Many living in the Midwest have fond memories of church fish fries during Lent, and even though Chicago has fewer options due to pandemic safety concerns, the tradition perseveres. While fried whitefish conjures up nostalgia for Catholics, Chicagoans who don’t eat red meat — regardless of faith — enjoy the season for the increase in options at restaurants. Still, vegetarians and vegans who crave the crunch of a battered piece of fish seem to be out of luck. That is, until now: Upton’s Breakroom, the vegan restaurant in West Town, is using banana blossoms to mimic the texture of fried whitefish.
“It’s just a fun way to try unsual, new ingredients,” says Natalie Slater, marketing director for the restaurant’s parent company, Upton’s Naturals.
Upton’s Naturals is a vegan company that makes and distributes meat substitutes sold at stores across the country.

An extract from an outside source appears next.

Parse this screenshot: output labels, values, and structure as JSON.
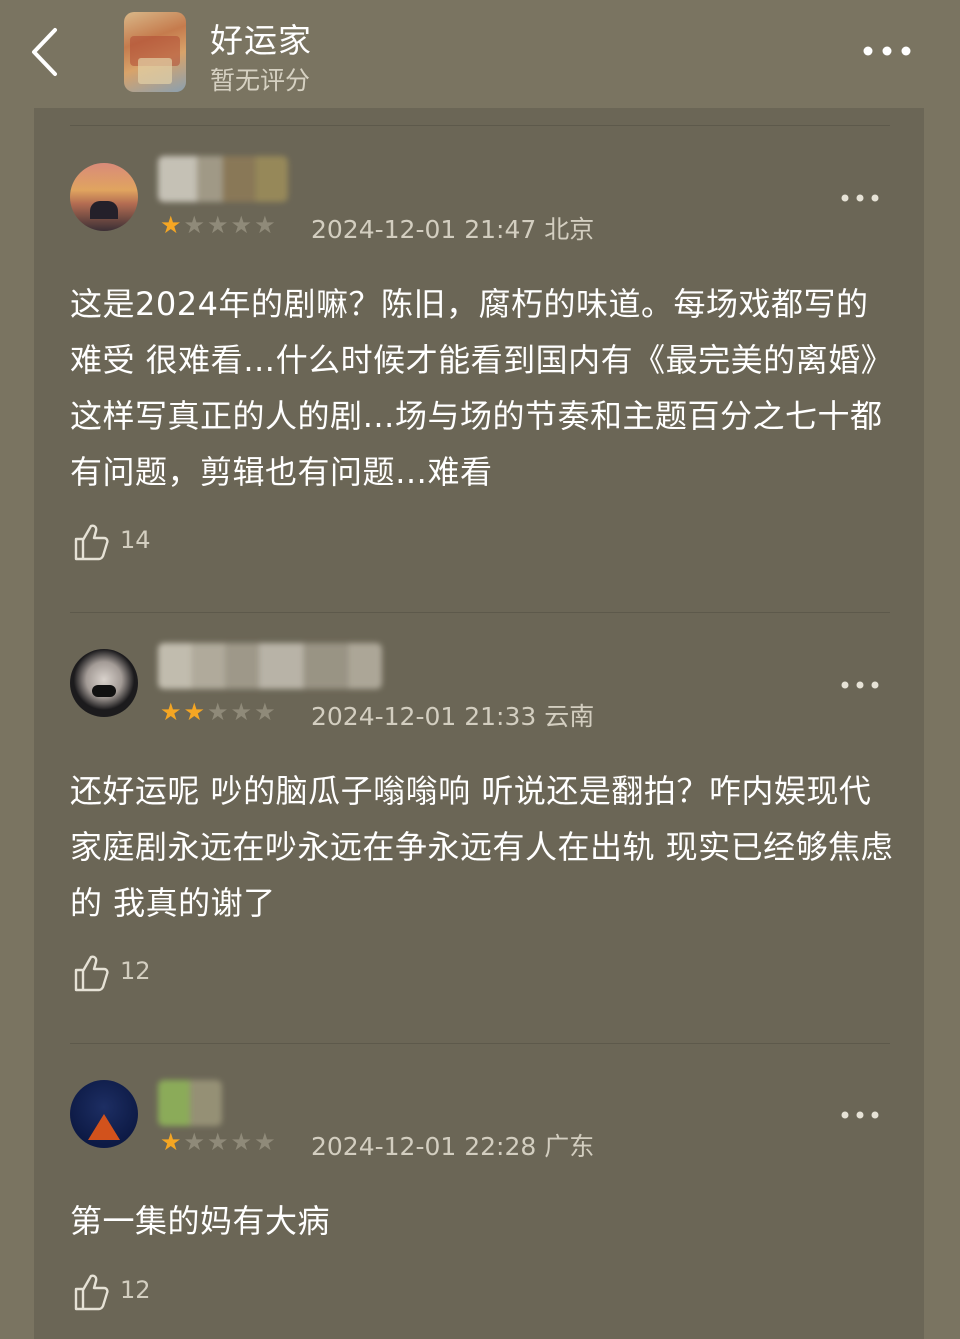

It debuted banana blossoms back in October and included a recipe (created by Slater) for fried fish printed on the packaging. For Lent, Upton’s decided to show customers how to properly prepare the dish and are selling fish fries for pickup via Tock.
The blossom’s petals are tightly packed and resemble a filet, Slater says. The petals are marinated with lemon juice, dill, and kelp powder. That gets battered with with celery salt, paprika, garlic, and pepper. The blossom then goes swimming in canola oil before it emerges golden brown.
For Upton’s, this is another example of introducing an ingredient enjoyed by vegans outside the U.S. to Americans. Jackfruit, an item consumed widely in places like India, has become a best-seller for the company. Banana blossoms aren’t new worldwide, but “for the more mainstream consumers, the new vegans and vegetarians, it’s a really wild concept,” Slater says. The flower is widely enjoyed in Asian countries like Indonesia and India.
For now, the plan is to offer a church-style fish fry through the end of March. Meals come with a baked potato (with a pat of margarine, not butter), dinner roll, and a vinegar-based coleslaw. If the blossoms are a hit, Slater says they may try different styles of fried fish including Sri Lankan, Thai, or English fish and chips. The next day for pickup is Friday, March 5.